- A blueprint for uniting people for a cause
- Ideas of enlightenment found real world application
- “No American is inherently superior to any other American” (European Society => Birth – ClassSuperiority )
- Inspired/led to other revolutions ,especially French and Latin American ones
- British Empire changed its policies world overPitt’s India Act 1784, Cornwallis’ reforms in India
- 1st written constitution of world (1789)
- Ideals of Liberty, rule of Law
- Natural rights of men – Bill of Rights
- Separation of powers- Montesquieu
- System of checks and balances
Criticisms of the American Revolution
- No deep change in society (like French Rev.)
- No universal rights – only to men holding property (15-20% of total population)
- No rights to slaves (30% of population) or women
- Power taken from rich white English men§ and consolidated into rich white American men
War Free PDF
By Dr. Mahipal Singh Rathore

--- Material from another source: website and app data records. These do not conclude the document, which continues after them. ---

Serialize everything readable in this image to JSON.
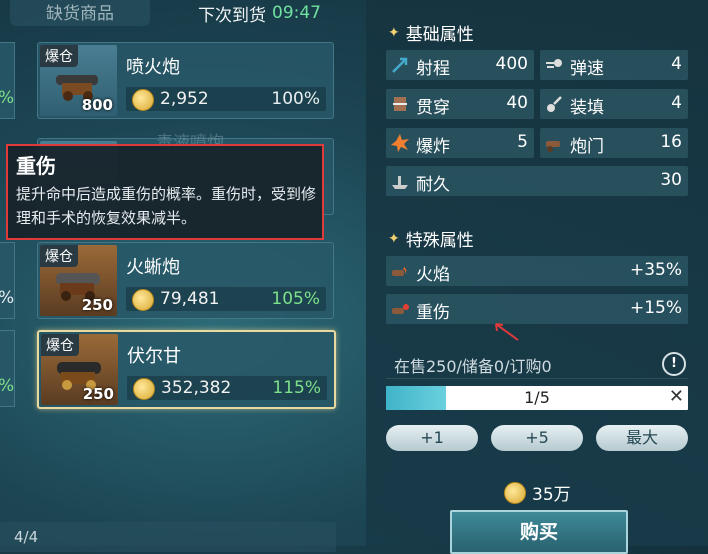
{
  "header": {
    "missing_tab": "缺货商品",
    "restock_label": "下次到货",
    "restock_time": "09:47"
  },
  "items": [
    {
      "tag": "爆仓",
      "name": "喷火炮",
      "qty": "800",
      "price": "2,952",
      "pct": "100%",
      "pct_green": false,
      "edge_pct": "%"
    },
    {
      "tag": "爆仓",
      "name": "毒液噴炮",
      "qty": "",
      "price": "",
      "pct": "",
      "pct_green": false,
      "edge_pct": "%"
    },
    {
      "tag": "爆仓",
      "name": "火蜥炮",
      "qty": "250",
      "price": "79,481",
      "pct": "105%",
      "pct_green": true,
      "edge_pct": "%"
    },
    {
      "tag": "爆仓",
      "name": "伏尔甘",
      "qty": "250",
      "price": "352,382",
      "pct": "115%",
      "pct_green": true,
      "edge_pct": "%"
    }
  ],
  "tooltip": {
    "title": "重伤",
    "desc": "提升命中后造成重伤的概率。重伤时，受到修理和手术的恢复效果减半。"
  },
  "footer": {
    "page": "4/4"
  },
  "basic": {
    "title": "基础属性",
    "stats": [
      {
        "icon": "range-icon",
        "label": "射程",
        "value": "400"
      },
      {
        "icon": "bullet-speed-icon",
        "label": "弹速",
        "value": "4"
      },
      {
        "icon": "penetration-icon",
        "label": "贯穿",
        "value": "40"
      },
      {
        "icon": "reload-icon",
        "label": "装填",
        "value": "4"
      },
      {
        "icon": "explosion-icon",
        "label": "爆炸",
        "value": "5"
      },
      {
        "icon": "gun-port-icon",
        "label": "炮门",
        "value": "16"
      },
      {
        "icon": "durability-icon",
        "label": "耐久",
        "value": "30"
      }
    ]
  },
  "special": {
    "title": "特殊属性",
    "stats": [
      {
        "icon": "fire-cannon-icon",
        "label": "火焰",
        "value": "+35%"
      },
      {
        "icon": "heavy-wound-cannon-icon",
        "label": "重伤",
        "value": "+15%"
      }
    ]
  },
  "stock": {
    "text": "在售250/储备0/订购0",
    "bang": "!"
  },
  "purchase": {
    "progress_text": "1/5",
    "progress_fraction": 0.2,
    "close": "✕",
    "buttons": [
      "+1",
      "+5",
      "最大"
    ],
    "cost": "35万",
    "buy_label": "购买"
  },
  "colors": {
    "accent_green": "#6fe0a0",
    "highlight_red": "#e03a3a",
    "gold": "#d8a830"
  }
}
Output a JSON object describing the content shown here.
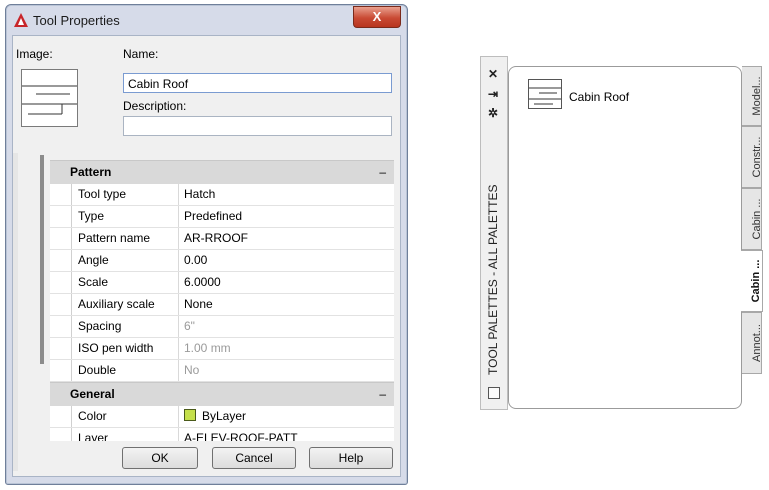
{
  "dialog": {
    "title": "Tool Properties",
    "close_glyph": "X",
    "image_label": "Image:",
    "name_label": "Name:",
    "name_value": "Cabin Roof",
    "description_label": "Description:",
    "description_value": "",
    "categories": [
      {
        "title": "Pattern",
        "toggle": "–",
        "rows": [
          {
            "key": "Tool type",
            "value": "Hatch",
            "disabled": false
          },
          {
            "key": "Type",
            "value": "Predefined",
            "disabled": false
          },
          {
            "key": "Pattern name",
            "value": "AR-RROOF",
            "disabled": false
          },
          {
            "key": "Angle",
            "value": "0.00",
            "disabled": false
          },
          {
            "key": "Scale",
            "value": "6.0000",
            "disabled": false
          },
          {
            "key": "Auxiliary scale",
            "value": "None",
            "disabled": false
          },
          {
            "key": "Spacing",
            "value": "6\"",
            "disabled": true
          },
          {
            "key": "ISO pen width",
            "value": "1.00 mm",
            "disabled": true
          },
          {
            "key": "Double",
            "value": "No",
            "disabled": true
          }
        ]
      },
      {
        "title": "General",
        "toggle": "–",
        "rows": [
          {
            "key": "Color",
            "value": "ByLayer",
            "disabled": false,
            "swatch": "#c5e04b"
          },
          {
            "key": "Layer",
            "value": "A-ELEV-ROOF-PATT",
            "disabled": false
          }
        ]
      }
    ],
    "buttons": {
      "ok": "OK",
      "cancel": "Cancel",
      "help": "Help"
    }
  },
  "palette": {
    "vertical_title": "TOOL PALETTES - ALL PALETTES",
    "icons": [
      "close-icon",
      "autohide-icon",
      "properties-icon"
    ],
    "tool_label": "Cabin Roof",
    "tabs": [
      "Model...",
      "Constr...",
      "Cabin ...",
      "Cabin ...",
      "Annot..."
    ],
    "active_tab_index": 3
  },
  "colors": {
    "accent_red": "#c94a34",
    "swatch_bylayer": "#c5e04b",
    "dialog_frame": "#d6dbe9"
  }
}
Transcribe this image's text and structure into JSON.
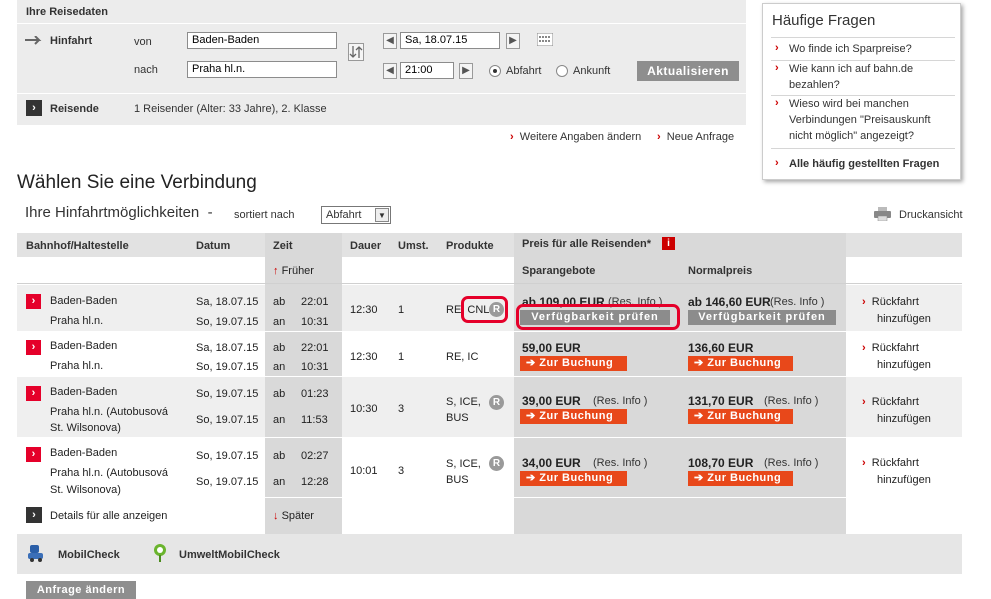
{
  "search": {
    "heading": "Ihre Reisedaten",
    "outbound_label": "Hinfahrt",
    "from_label": "von",
    "from_value": "Baden-Baden",
    "to_label": "nach",
    "to_value": "Praha hl.n.",
    "date_value": "Sa, 18.07.15",
    "time_value": "21:00",
    "departure_label": "Abfahrt",
    "arrival_label": "Ankunft",
    "update_button": "Aktualisieren",
    "travellers_label": "Reisende",
    "travellers_value": "1 Reisender (Alter: 33 Jahre), 2. Klasse",
    "more_details_link": "Weitere Angaben ändern",
    "new_request_link": "Neue Anfrage"
  },
  "faq": {
    "title": "Häufige Fragen",
    "questions": [
      "Wo finde ich Sparpreise?",
      "Wie kann ich auf bahn.de bezahlen?",
      "Wieso wird bei manchen Verbindungen \"Preisauskunft nicht möglich\" angezeigt?"
    ],
    "all_link": "Alle häufig gestellten Fragen"
  },
  "results": {
    "title": "Wählen Sie eine Verbindung",
    "subtitle": "Ihre Hinfahrtmöglichkeiten",
    "dash": "-",
    "sorted_by_label": "sortiert nach",
    "sort_value": "Abfahrt",
    "print_label": "Druckansicht"
  },
  "table": {
    "headers": {
      "station": "Bahnhof/Haltestelle",
      "date": "Datum",
      "time": "Zeit",
      "duration": "Dauer",
      "changes": "Umst.",
      "products": "Produkte",
      "price": "Preis für alle Reisenden*",
      "saver": "Sparangebote",
      "normal": "Normalpreis"
    },
    "earlier": "Früher",
    "later": "Später",
    "dep_abbr": "ab",
    "arr_abbr": "an",
    "res_info": "(Res. Info )",
    "book_label": "Zur Buchung",
    "check_label": "Verfügbarkeit prüfen",
    "return_line1": "Rückfahrt",
    "return_line2": "hinzufügen",
    "show_all_details": "Details für alle anzeigen",
    "r_badge": "R",
    "rows": [
      {
        "from": "Baden-Baden",
        "to": "Praha hl.n.",
        "to2": "",
        "dep_date": "Sa, 18.07.15",
        "arr_date": "So, 19.07.15",
        "dep_time": "22:01",
        "arr_time": "10:31",
        "duration": "12:30",
        "changes": "1",
        "products1": "RE, CNL",
        "products2": "",
        "saver_price": "ab 109,00 EUR",
        "normal_price": "ab 146,60 EUR"
      },
      {
        "from": "Baden-Baden",
        "to": "Praha hl.n.",
        "to2": "",
        "dep_date": "Sa, 18.07.15",
        "arr_date": "So, 19.07.15",
        "dep_time": "22:01",
        "arr_time": "10:31",
        "duration": "12:30",
        "changes": "1",
        "products1": "RE, IC",
        "products2": "",
        "saver_price": "59,00 EUR",
        "normal_price": "136,60 EUR"
      },
      {
        "from": "Baden-Baden",
        "to": "Praha hl.n. (Autobusová",
        "to2": "St. Wilsonova)",
        "dep_date": "So, 19.07.15",
        "arr_date": "So, 19.07.15",
        "dep_time": "01:23",
        "arr_time": "11:53",
        "duration": "10:30",
        "changes": "3",
        "products1": "S, ICE,",
        "products2": "BUS",
        "saver_price": "39,00 EUR",
        "normal_price": "131,70 EUR"
      },
      {
        "from": "Baden-Baden",
        "to": "Praha hl.n. (Autobusová",
        "to2": "St. Wilsonova)",
        "dep_date": "So, 19.07.15",
        "arr_date": "So, 19.07.15",
        "dep_time": "02:27",
        "arr_time": "12:28",
        "duration": "10:01",
        "changes": "3",
        "products1": "S, ICE,",
        "products2": "BUS",
        "saver_price": "34,00 EUR",
        "normal_price": "108,70 EUR"
      }
    ]
  },
  "bottom": {
    "mobilcheck": "MobilCheck",
    "umwelt": "UmweltMobilCheck",
    "change_request": "Anfrage ändern"
  },
  "colors": {
    "accent_red": "#e5002a",
    "book_orange": "#e8481a",
    "panel_gray": "#ececec"
  }
}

Facebook Id-> facebook.com/mahipalsinghrathore
We apologize for this inconvenience. Your IP address has been automatically blocked from accessing the Project Gutenberg website, www.gutenberg.org. This is because the geoIP database shows your address is in the country of Germany.
Blocked at germany.shtml
Your IP address: 220.127.116.11
Referrer URL (if available): (none)
Browser: Mozilla/4.0 (compatible; MSIE 6.0; Windows NT 5.1; SV1)
Date: Saturday, 31-Jul-2021 22:54:27 GMT
Why did this block occur?
A Court in Germany ordered that access to certain items in the Project Gutenberg collection are blocked from Germany. Project Gutenberg believes the Court has no jurisdiction over the matter, but until the issue is resolved, it will comply.
For more information about the German court case, and the reason for blocking all of Germany rather than single items, visit PGLAF's information page about the German lawsuit.
For more information about the legal advice Project Gutenberg has received concerning international issues, visit PGLAF's International Copyright Guidance for Project Gutenberg
This page in German
Automated translation (via Google Translate): translate.google.com
How can I get unblocked?
All IP addresses in Germany are blocked. This block will remain in place until legal guidance changes.
If your IP address lookup is incorrect
Use the Maxmind GeoIP demo to verify status of your IP address. Project Gutenberg updates its listing of IP addresses approximately monthly.
Occasionally, the website mis-applies a block from a previous visitor. Because blocks are applied momentarily, you should try again later to visit https://www.gutenberg.org if Maxmind shows your address as being outside of Germany.
If your IP address is shown by Maxmind to be outside of Germany and you were momentarily blocked, another issue is that some Web browsers erroneously cache the block. Trying a different Web browser might help. Or, clearing the history of your visits to the site.
I have other questions or need to report an error
Please email the diagnostic information above to (removing the spaces around the @) and we will try to help. The software we use sometimes flags 'false positives' -- that is, blocks that should not have occurred. Apologies if this happened, because human users outside of Germany who are making use of the eBooks or other site features should almost never be blocked.
Most recently updated: January 28, 2020.